Though the correlation isn’t clear, studies have found a definite link between elevated pulse pressure and:
Increased risk of coronary artery calcification in patients with chronic kidney disease
The presence of cardiovascular disease, not just increased risk
Increased risk of atrial fibrillation
Increased risk of mortality from cardiovascular disease, particularly heart disease
Changing Diagnostic Standards
Though the current standard to determine heart disease risk is by measuring blood pressure, that doesn’t mean it’s the best indicator. And even though an increase in pulse pressure seems to be a good indicator of cardiovascular risk, there isn’t enough information to show how or why high pulse pressure may be a better predictor of heart disease risk than blood pressure readings. These are topics currently under research.
“One of the issues researchers are discussing pertains to the most appropriate, efficient way to measure blood pressure,” says Randy Wexler, MD, MPH, FAAFP, assistant professor of clinical family medicine at the Ohio State University in Columbus.
Another question under discussion: What do we do with the knowledge that pulse pressure is related to cardiovascular risk?
“The literature shows that there’s a relationship between pulse pressure and heart disease,” says Dr. Wexler. But, “there’s nothing that says if pulse pressure is ‘this,’ then do ‘that.'” Should that information become clearer in clinical studies, the next important step is to figure out how to use both blood pressure and pulse pressure to make diagnoses, he says.
The lack of definitive evidence regarding pulse pressure as a way to predict health risks means it’s doubtful that many doctors will measure pulse pressure when you go for an appointment.
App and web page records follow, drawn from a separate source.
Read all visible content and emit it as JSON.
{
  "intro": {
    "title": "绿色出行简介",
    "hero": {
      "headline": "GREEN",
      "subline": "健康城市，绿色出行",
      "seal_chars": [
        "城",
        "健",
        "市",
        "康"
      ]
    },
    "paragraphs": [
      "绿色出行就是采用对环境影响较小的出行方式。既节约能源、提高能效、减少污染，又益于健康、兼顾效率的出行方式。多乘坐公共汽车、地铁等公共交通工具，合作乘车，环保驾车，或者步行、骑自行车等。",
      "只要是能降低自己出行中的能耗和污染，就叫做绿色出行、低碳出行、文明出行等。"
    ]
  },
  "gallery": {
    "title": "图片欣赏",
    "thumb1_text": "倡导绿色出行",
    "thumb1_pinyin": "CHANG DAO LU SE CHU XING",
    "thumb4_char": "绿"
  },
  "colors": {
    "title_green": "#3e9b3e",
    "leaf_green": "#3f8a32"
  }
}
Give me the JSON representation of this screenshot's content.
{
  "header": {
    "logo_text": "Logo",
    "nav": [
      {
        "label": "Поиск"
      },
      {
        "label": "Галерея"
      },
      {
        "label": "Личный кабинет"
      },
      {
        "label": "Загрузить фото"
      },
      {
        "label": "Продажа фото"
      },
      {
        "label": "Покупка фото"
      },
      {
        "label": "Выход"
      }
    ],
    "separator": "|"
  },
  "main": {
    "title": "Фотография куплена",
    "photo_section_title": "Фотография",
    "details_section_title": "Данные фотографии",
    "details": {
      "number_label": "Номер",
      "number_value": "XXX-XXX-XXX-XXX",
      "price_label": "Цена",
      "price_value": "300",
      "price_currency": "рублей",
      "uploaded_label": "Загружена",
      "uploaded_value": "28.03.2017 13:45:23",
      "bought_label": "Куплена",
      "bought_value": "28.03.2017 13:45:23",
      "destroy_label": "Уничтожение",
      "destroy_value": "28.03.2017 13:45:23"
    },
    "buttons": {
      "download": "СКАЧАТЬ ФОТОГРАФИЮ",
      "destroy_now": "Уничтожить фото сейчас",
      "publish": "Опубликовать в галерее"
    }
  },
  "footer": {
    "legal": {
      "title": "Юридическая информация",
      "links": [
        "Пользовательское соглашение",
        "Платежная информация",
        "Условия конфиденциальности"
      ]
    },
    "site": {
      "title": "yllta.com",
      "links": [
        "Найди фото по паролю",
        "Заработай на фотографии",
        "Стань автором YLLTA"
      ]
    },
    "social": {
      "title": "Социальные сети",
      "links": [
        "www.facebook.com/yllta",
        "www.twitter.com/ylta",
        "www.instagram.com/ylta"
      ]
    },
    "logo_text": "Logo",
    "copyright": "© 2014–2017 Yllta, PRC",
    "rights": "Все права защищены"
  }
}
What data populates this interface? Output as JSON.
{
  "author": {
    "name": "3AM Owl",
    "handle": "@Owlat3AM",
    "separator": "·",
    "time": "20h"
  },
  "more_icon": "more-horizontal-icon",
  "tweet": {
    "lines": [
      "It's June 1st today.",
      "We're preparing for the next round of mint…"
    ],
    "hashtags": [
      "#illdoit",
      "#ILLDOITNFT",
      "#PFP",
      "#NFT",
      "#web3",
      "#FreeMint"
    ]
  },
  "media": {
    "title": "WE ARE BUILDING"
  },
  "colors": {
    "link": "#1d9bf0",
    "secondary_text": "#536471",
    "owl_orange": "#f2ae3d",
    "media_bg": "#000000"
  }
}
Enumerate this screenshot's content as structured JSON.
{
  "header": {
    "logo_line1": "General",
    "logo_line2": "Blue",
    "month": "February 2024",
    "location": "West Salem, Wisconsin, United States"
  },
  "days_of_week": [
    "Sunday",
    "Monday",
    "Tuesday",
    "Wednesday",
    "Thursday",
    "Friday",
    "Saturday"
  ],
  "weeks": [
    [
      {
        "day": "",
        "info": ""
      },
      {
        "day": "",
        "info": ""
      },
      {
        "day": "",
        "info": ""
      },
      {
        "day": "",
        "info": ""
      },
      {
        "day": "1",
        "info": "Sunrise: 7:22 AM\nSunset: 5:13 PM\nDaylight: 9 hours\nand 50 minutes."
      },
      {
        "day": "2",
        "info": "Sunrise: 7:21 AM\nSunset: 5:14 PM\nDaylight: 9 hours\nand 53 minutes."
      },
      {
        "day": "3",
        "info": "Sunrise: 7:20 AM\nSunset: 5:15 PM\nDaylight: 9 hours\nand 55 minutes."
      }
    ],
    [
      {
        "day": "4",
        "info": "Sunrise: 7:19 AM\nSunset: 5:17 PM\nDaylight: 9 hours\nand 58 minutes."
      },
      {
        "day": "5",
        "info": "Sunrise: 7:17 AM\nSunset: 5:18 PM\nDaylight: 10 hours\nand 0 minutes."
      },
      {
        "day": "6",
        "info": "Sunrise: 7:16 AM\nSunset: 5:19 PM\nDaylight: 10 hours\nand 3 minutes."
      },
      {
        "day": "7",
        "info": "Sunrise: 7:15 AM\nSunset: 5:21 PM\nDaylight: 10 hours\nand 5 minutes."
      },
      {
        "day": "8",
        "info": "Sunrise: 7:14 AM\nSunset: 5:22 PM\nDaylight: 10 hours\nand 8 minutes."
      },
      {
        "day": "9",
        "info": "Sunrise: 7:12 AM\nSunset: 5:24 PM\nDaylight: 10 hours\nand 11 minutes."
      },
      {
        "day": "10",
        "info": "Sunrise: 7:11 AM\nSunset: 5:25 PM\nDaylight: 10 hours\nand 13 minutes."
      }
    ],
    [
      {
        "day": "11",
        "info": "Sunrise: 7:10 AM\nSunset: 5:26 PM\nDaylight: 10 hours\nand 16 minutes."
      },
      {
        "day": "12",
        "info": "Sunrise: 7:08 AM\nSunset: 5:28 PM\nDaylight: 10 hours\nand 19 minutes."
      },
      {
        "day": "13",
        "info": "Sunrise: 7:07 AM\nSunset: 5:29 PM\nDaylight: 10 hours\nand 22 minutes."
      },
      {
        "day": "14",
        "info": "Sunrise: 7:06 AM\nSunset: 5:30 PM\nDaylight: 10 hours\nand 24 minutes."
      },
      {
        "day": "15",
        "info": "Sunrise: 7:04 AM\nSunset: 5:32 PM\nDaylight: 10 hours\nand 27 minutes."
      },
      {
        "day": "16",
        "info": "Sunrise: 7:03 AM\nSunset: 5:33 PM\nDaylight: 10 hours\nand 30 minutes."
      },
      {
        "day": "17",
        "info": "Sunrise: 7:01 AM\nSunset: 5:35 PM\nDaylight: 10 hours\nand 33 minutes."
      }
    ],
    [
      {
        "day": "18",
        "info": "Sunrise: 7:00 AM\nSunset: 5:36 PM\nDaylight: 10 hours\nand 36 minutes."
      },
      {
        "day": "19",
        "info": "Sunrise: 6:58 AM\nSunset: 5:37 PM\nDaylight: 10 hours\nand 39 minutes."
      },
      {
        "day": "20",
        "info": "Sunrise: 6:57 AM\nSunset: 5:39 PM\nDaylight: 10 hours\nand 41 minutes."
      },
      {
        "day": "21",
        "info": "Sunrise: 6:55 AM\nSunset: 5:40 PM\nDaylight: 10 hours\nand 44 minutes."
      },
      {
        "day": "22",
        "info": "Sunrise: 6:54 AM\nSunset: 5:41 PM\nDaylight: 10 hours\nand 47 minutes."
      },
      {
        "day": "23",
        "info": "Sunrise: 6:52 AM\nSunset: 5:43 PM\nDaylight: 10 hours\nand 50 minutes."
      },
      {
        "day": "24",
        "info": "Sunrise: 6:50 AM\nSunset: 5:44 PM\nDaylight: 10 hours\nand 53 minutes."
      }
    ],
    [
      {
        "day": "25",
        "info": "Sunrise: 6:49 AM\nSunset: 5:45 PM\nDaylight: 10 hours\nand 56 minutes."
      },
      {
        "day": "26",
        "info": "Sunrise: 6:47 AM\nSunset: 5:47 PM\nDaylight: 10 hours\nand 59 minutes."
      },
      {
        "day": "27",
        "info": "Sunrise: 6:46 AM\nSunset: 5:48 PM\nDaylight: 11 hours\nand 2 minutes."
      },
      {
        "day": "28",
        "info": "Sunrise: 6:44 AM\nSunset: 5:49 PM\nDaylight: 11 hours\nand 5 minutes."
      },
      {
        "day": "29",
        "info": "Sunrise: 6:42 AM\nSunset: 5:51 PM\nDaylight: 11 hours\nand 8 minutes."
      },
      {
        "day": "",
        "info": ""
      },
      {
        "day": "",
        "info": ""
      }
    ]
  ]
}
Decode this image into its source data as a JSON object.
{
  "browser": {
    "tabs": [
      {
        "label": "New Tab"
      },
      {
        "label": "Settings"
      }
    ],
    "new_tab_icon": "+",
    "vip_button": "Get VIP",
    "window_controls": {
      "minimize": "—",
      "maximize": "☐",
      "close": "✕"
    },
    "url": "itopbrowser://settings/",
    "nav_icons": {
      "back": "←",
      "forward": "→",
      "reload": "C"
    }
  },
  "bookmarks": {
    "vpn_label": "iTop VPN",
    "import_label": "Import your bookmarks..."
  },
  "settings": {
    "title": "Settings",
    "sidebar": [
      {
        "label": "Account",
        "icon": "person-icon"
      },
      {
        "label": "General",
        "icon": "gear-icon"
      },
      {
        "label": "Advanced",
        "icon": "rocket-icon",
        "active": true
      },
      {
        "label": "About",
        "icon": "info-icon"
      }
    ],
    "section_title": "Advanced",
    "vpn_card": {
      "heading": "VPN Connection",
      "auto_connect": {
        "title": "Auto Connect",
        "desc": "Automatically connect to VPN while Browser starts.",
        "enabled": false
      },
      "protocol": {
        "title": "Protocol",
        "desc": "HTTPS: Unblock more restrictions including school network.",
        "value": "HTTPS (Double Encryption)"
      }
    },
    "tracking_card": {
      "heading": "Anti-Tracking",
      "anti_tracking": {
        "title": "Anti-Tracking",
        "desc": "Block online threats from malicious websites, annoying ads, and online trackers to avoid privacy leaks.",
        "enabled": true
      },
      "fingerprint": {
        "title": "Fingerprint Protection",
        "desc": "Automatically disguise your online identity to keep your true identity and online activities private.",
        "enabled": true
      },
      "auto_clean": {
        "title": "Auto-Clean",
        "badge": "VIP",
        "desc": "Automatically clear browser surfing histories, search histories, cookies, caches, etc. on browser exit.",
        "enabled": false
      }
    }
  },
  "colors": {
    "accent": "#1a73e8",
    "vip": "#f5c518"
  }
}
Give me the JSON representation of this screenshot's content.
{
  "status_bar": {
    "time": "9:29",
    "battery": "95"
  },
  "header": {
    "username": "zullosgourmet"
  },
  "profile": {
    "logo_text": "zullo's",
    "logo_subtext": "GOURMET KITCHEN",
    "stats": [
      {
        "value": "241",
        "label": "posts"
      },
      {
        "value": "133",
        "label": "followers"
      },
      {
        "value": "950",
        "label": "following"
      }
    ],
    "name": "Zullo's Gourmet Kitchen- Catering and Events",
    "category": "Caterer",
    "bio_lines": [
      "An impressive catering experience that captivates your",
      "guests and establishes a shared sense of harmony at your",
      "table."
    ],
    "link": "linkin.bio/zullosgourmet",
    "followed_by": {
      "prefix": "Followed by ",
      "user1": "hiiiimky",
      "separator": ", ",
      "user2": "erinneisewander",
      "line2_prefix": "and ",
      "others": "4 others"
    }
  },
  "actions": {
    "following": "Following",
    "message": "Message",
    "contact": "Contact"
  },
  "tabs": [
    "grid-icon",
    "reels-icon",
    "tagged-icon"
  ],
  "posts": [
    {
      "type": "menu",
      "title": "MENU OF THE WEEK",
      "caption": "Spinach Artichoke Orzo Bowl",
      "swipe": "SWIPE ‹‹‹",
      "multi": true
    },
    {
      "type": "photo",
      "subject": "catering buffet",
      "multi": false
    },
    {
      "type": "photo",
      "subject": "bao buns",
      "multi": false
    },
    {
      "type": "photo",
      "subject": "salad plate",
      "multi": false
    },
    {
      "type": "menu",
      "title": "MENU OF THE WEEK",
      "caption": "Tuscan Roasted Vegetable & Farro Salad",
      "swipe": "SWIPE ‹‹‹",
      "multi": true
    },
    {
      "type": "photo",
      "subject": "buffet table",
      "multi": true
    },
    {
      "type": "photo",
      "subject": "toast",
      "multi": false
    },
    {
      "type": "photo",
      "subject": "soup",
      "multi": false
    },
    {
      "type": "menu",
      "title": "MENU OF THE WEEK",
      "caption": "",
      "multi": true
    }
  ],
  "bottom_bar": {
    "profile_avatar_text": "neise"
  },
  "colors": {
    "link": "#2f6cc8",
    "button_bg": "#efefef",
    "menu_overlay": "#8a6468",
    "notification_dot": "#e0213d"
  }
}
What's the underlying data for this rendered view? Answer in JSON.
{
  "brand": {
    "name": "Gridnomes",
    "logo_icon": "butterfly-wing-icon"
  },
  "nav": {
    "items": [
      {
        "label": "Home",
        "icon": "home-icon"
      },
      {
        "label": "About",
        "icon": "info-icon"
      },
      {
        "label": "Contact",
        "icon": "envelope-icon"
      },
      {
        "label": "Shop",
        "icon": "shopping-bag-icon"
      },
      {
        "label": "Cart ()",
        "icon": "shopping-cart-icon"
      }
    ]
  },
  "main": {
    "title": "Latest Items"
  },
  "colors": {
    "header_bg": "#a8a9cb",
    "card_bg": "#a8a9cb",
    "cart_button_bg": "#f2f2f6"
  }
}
But as more research is conducted and we learn what insights pulse pressure can provide, that may certainly change.